Besides, the bank is promoting core labor standards and investing in key infrastructure such as power plants, roads, and railways, especially in fragile and conflict-affected countries, Nakao added.
“Jobs empower people and reduce poverty in the most fundamental way… employment opportunities, especially for our youth, are essential to make the economy vibrant and to promote social stability. We should also ensure a safe and decent work environment,” he said.
He emphasised that the private sector is Asia’s “engine of growth”.
By driving innovation and creating opportunities, he said the private sector has become “the basis for Asia’s vibrant future.”
In 2015, ADB directly provided USD 2.6 billion in finance to private sector companies and projects, up 37 per cent from 2014.
“It ranged from supporting financial sector development, to delivering infrastructure, to providing critical social services through the private sector — all with a strong focus on poorer countries,” he said.
For every dollar ADB provides, it mobilises at least USD 4 more in commercial financing. ADB is also promoting public-private partnerships by helping prepare bankable projects to attract private investment.
The third area Nakao pointed is climate change.
“Climate action is fundamental to the region’s sustainable development,” he said.
ADB has pledged to double annual climate financing to USD 6 billion by 2020 as evidence of its commitment to action. Partnerships with the private sector and other co-financiers are key to delivering the finance and new technologies needed.
He also looked back at the progress ADB has made over the past year in terms of both quantity and quality. ADB’s own loan and grants approval hits a record USD 16.3 billion in 2015, a 21 per cent higher than in 2014.
With an additional USD 10.7 billion in cofinancing, total financial support to developing member countries reached USD 27 billion last year, also a record high.
Nakao reviewed the economic outlook of the region and observed that Asia’s long-term growth potential is strong. In many Asian countries, the population remains young and is growing.
This will bring large demographic dividends if we can create quality jobs, he said. The middle class is expanding, providing a basis for strong consumption. There is still much scope to grow and catch up with advanced economies, he added.
In order to realise their full growth potential, he said “Asian countries must maintain sound macroeconomic policies, invest more in infrastructure, human capital and technology, develop efficient financial markets and improve the investment climate.”
ADB, based in Manila, is dedicated to reducing poverty in Asia and the Pacific through inclusive economic growth, environmentally sustainable practices and regional integration.
Established in 1966, ADB in December 2016 will mark 50 years of development partnership in the region.

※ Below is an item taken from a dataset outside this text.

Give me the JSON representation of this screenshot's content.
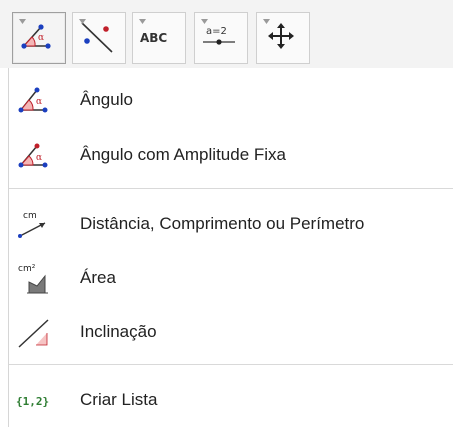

It is owned by 67 members, including 48 from the region.
Jobs, climate change critical to make Asia ‘vibrant’: Nakao – Economic Times}